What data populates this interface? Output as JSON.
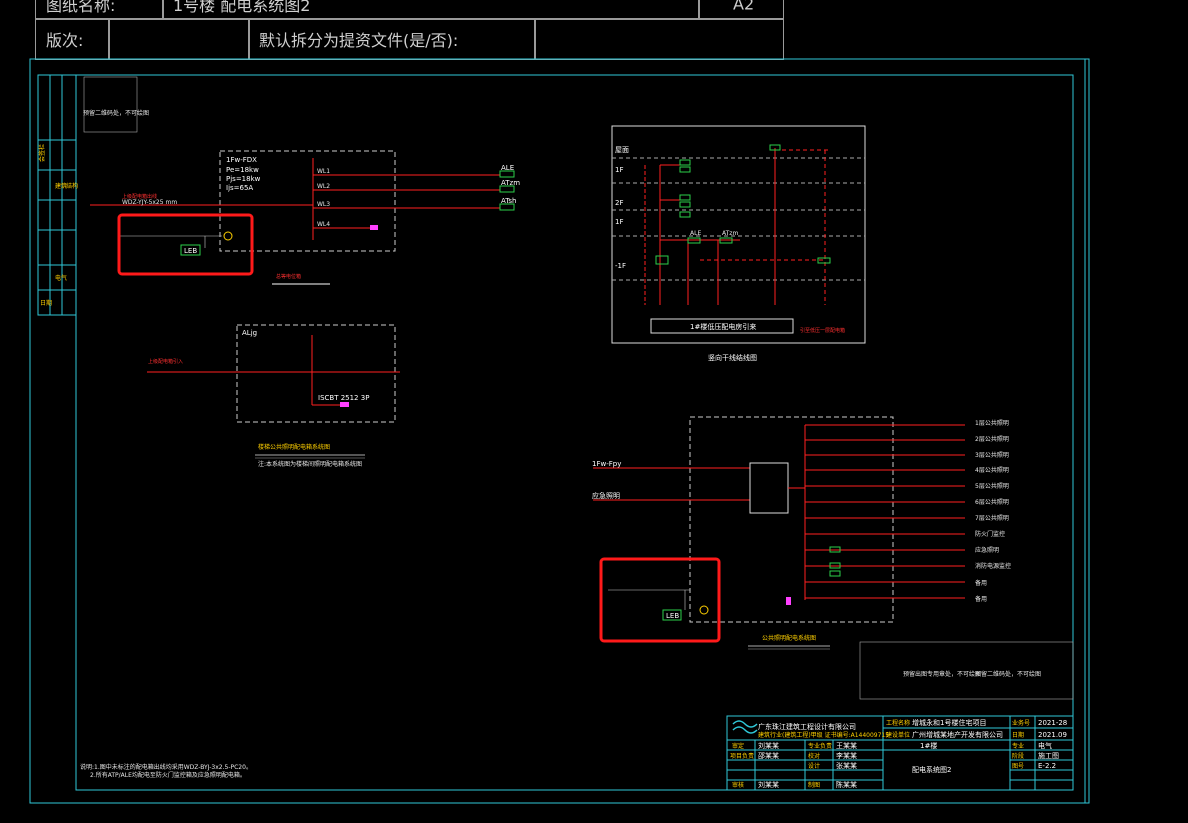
{
  "header": {
    "row1_label": "图纸名称:",
    "row1_value": "1号楼 配电系统图2",
    "row1_right": "A2",
    "row2_label": "版次:",
    "row2_prompt": "默认拆分为提资文件(是/否):"
  },
  "drawing": {
    "reserve_note_left": "预留二维码处，不可绘图",
    "reserve_note_bottom": "预留出图专用章处，不可绘图",
    "reserve_note_bottom2": "预留二维码处，不可绘图",
    "panel1": {
      "name": "1Fw-FDX",
      "pe": "Pe=18kw",
      "pjs": "Pjs=18kw",
      "ijs": "Ijs=65A",
      "feeders": [
        "WL1",
        "WL2",
        "WL3",
        "WL4"
      ],
      "incoming": "上级配电箱出线",
      "cable": "WDZ-YJY-5x25 mm",
      "leb": "LEB",
      "title": "总等电位箱",
      "loads": [
        "ALE",
        "ATzm",
        "ATsh"
      ]
    },
    "panel2": {
      "name": "ALjg",
      "incoming": "上级配电箱引入",
      "breaker": "ISCBT 2512 3P",
      "title": "楼梯公共照明配电箱系统图",
      "note": "注:本系统图为楼梯间照明配电箱系统图"
    },
    "riser": {
      "title": "竖向干线结线图",
      "floors": [
        "屋面",
        "1F",
        "2F",
        "1F",
        "-1F"
      ],
      "bottom_label": "1#楼低压配电房引来",
      "right_note": "引至低压一层配电箱",
      "labels": [
        "ALE",
        "ATzm"
      ]
    },
    "panel3": {
      "title": "公共照明配电系统图",
      "leb": "LEB",
      "incoming1": "1Fw-Fpy",
      "incoming2": "应急照明",
      "circuits": [
        "1层公共照明",
        "2层公共照明",
        "3层公共照明",
        "4层公共照明",
        "5层公共照明",
        "6层公共照明",
        "7层公共照明",
        "防火门监控",
        "应急照明",
        "消防电源监控",
        "备用",
        "备用"
      ]
    },
    "notes": [
      "说明:1.图中未标注的配电箱出线均采用WDZ-BYJ-3x2.5-PC20。",
      "2.所有ATP/ALE均配电至防火门监控箱及应急照明配电箱。"
    ]
  },
  "title_block": {
    "company": "广东珠江建筑工程设计有限公司",
    "cert": "建筑行业(建筑工程)甲级 证书编号:A144009715",
    "project_label": "工程名称",
    "project_value": "增城永和1号楼住宅项目",
    "client_label": "建设单位",
    "client_value": "广州增城某地产开发有限公司",
    "drawing_title": "配电系统图2",
    "rows": [
      {
        "k": "审定",
        "v": "刘某某"
      },
      {
        "k": "项目负责",
        "v": "邵某某"
      },
      {
        "k": "专业负责",
        "v": "王某某"
      },
      {
        "k": "校对",
        "v": "李某某"
      },
      {
        "k": "设计",
        "v": "张某某"
      },
      {
        "k": "审核",
        "v": "刘某某"
      },
      {
        "k": "制图",
        "v": "陈某某"
      }
    ],
    "job_no_label": "业务号",
    "job_no": "2021-28",
    "date_label": "日期",
    "date": "2021.09",
    "discipline_label": "专业",
    "discipline": "电气",
    "stage_label": "阶段",
    "stage": "施工图",
    "sheet_label": "图号",
    "sheet": "E-2.2",
    "sub_title": "1#楼"
  },
  "sidebar": {
    "labels": [
      "会签栏",
      "建筑",
      "结构",
      "电气",
      "日期"
    ]
  },
  "colors": {
    "frame": "#2fc8d8",
    "wire_red": "#ff2020",
    "highlight": "#ff1a1a",
    "text": "#e8e8e8",
    "green": "#2bd04a",
    "magenta": "#ff40ff",
    "yellow": "#ffd000"
  }
}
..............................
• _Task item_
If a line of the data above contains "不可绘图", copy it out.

• _Result of the task_
    "reserve_note_left": "预留二维码处，不可绘图",
    "reserve_note_bottom": "预留出图专用章处，不可绘图",
    "reserve_note_bottom2": "预留二维码处，不可绘图",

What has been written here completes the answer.